▸ Provided records:
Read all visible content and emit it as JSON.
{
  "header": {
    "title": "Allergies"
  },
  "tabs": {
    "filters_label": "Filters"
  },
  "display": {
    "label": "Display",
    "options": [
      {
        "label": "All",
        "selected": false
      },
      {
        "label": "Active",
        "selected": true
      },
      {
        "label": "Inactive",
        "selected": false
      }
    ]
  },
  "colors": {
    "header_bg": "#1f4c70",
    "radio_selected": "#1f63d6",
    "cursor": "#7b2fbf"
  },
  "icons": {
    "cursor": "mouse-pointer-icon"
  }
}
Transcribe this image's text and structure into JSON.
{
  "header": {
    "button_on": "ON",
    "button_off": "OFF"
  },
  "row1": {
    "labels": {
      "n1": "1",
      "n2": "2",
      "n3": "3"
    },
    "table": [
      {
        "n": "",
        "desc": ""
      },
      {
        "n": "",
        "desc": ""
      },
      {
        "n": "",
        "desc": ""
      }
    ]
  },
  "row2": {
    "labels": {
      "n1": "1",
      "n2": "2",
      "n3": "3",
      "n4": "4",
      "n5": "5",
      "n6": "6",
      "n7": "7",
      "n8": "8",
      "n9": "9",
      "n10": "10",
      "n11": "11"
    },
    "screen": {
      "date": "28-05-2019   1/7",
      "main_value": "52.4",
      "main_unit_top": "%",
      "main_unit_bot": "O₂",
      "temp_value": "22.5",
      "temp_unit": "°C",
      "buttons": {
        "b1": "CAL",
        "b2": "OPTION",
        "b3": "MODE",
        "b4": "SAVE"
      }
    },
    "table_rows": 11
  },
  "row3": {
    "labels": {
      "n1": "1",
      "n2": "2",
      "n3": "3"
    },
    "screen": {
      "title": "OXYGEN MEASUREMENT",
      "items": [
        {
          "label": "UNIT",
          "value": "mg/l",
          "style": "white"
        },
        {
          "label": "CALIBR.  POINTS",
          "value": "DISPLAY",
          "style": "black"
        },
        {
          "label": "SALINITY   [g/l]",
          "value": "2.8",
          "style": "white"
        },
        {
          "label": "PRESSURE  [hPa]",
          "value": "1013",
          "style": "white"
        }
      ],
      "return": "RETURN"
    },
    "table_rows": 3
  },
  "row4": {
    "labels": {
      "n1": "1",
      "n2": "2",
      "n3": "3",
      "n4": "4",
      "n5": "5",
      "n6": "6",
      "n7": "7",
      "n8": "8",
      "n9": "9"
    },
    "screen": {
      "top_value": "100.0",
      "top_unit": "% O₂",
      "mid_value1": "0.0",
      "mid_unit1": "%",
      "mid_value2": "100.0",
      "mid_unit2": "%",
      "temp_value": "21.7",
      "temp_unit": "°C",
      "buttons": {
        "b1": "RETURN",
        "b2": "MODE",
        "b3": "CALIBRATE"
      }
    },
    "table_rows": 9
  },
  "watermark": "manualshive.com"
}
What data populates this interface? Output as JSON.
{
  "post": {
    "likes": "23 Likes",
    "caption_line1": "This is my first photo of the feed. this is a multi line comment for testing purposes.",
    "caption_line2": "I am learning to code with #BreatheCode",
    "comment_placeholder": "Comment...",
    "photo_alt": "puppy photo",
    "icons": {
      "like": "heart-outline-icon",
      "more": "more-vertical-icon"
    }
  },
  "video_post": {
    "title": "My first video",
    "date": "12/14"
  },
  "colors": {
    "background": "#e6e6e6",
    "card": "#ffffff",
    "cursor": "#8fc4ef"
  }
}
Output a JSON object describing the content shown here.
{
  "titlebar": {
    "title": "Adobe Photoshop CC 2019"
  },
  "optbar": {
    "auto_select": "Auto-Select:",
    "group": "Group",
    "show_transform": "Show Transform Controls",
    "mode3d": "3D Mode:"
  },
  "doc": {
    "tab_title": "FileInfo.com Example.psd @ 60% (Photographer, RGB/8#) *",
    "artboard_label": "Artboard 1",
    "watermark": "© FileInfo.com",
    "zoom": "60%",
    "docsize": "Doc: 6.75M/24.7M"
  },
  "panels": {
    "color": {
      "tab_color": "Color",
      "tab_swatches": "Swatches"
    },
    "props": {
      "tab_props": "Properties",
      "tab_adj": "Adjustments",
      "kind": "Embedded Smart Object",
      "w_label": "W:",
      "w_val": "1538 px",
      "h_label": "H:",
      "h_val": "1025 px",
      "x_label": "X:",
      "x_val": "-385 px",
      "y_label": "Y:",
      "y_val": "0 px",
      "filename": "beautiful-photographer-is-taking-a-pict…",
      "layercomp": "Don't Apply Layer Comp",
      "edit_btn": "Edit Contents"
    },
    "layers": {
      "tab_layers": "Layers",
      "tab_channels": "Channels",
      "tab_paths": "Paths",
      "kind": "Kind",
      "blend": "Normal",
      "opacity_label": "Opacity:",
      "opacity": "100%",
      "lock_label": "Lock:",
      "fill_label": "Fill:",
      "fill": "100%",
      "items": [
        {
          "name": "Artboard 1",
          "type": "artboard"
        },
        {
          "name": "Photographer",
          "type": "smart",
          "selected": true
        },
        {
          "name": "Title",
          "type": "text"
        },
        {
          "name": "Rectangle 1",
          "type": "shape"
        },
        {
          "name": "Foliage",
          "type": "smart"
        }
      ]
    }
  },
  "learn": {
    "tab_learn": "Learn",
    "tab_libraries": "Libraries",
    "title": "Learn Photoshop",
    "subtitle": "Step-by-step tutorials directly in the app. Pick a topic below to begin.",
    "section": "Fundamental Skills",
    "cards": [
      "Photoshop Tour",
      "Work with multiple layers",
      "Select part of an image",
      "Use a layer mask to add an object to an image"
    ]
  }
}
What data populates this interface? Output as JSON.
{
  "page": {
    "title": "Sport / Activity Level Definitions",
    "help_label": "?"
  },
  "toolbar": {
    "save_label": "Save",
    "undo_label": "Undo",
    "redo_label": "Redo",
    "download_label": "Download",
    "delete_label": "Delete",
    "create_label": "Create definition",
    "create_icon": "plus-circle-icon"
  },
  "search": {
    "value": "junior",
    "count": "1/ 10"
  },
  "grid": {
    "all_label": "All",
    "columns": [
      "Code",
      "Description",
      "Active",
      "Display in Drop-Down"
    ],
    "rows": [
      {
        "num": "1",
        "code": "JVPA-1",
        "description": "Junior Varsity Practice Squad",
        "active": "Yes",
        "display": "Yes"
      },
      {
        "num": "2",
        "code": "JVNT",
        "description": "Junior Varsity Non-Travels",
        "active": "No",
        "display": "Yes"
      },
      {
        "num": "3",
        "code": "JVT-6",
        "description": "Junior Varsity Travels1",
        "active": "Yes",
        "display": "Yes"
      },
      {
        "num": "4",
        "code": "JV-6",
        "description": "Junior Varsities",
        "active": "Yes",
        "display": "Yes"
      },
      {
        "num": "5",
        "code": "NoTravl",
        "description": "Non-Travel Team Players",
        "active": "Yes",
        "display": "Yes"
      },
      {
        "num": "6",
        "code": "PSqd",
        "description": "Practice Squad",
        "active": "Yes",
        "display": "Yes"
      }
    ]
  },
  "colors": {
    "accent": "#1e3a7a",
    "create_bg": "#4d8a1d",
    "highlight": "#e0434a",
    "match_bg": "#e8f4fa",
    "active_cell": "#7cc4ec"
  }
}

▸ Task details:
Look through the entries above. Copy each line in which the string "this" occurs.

▸ Task answer:
Transcribe this image's text and structure into JSON.
What data populates this interface? Output as JSON.
    "caption_line1": "This is my first photo of the feed. this is a multi line comment for testing purposes.",
What data populates this interface? Output as JSON.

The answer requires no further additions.